Something about the place seems magical.
Cobblestone streets, the narrow sidewalks.
The vibrant colours of the buildings in the style of Mexican baroque.
Art, lots of it – which would fit in Mexico City just as well as New York City.
Cozy bars and restaurants of all kinds : our excellent finds include the Thai at Venus Bar, breakfast (and an expat centre?) at Juan’s Cafe, and Sri Lankan at Dila’s.
Wide open plazas, the compact nature of the town.
Born in this town, Ignacio Allende helped to shape the independence movement from Spanish colonial rule to create the United States of Mexico.
The rich and the poor, the backpacker, and the nouveau riche. Really riche.
The sounds of spoken English heard frequently around town …
What may be unusual is the number of retirees from Canada, USA, Europe, and Mexico City, mixed with and yet separated from local residents. What’s definitely unusual is the real estate for which some reach seven figures in sticker price.
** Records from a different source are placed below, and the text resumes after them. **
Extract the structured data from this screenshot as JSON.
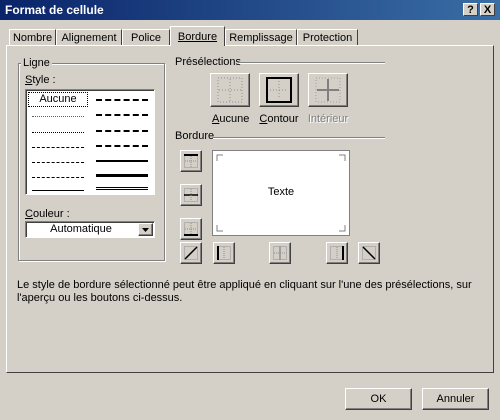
{
  "window": {
    "title": "Format de cellule",
    "help": "?",
    "close": "X"
  },
  "tabs": [
    {
      "label": "Nombre"
    },
    {
      "label": "Alignement"
    },
    {
      "label": "Police"
    },
    {
      "label": "Bordure"
    },
    {
      "label": "Remplissage"
    },
    {
      "label": "Protection"
    }
  ],
  "active_tab": "Bordure",
  "ligne": {
    "group_label": "Ligne",
    "style_label": "Style :",
    "none_label": "Aucune",
    "couleur_label": "Couleur :",
    "couleur_value": "Automatique"
  },
  "presets": {
    "group_label": "Présélections",
    "aucune": "Aucune",
    "contour": "Contour",
    "interieur": "Intérieur"
  },
  "bordure": {
    "group_label": "Bordure",
    "preview_text": "Texte"
  },
  "info_text": "Le style de bordure sélectionné peut être appliqué en cliquant sur l'une des présélections, sur l'aperçu ou les boutons ci-dessus.",
  "buttons": {
    "ok": "OK",
    "cancel": "Annuler"
  },
  "colors": {
    "titlebar": "#0a246a",
    "face": "#d4d0c8",
    "disabled": "#808080"
  }
}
As my friend wisely suggested: rent an apartment in Manhattan, but buy a winter house here in town.
For its historical and architectural significance, the town was declared a UNESCO Heritage Site in 2008.
San Miguel de Allende can be reached by car or bus in about three to four hours time from Mexico City.
I made the photos on 3, 4, and 5 March 2012. This post is published on Fotoeins Fotopress (fotoeins.com).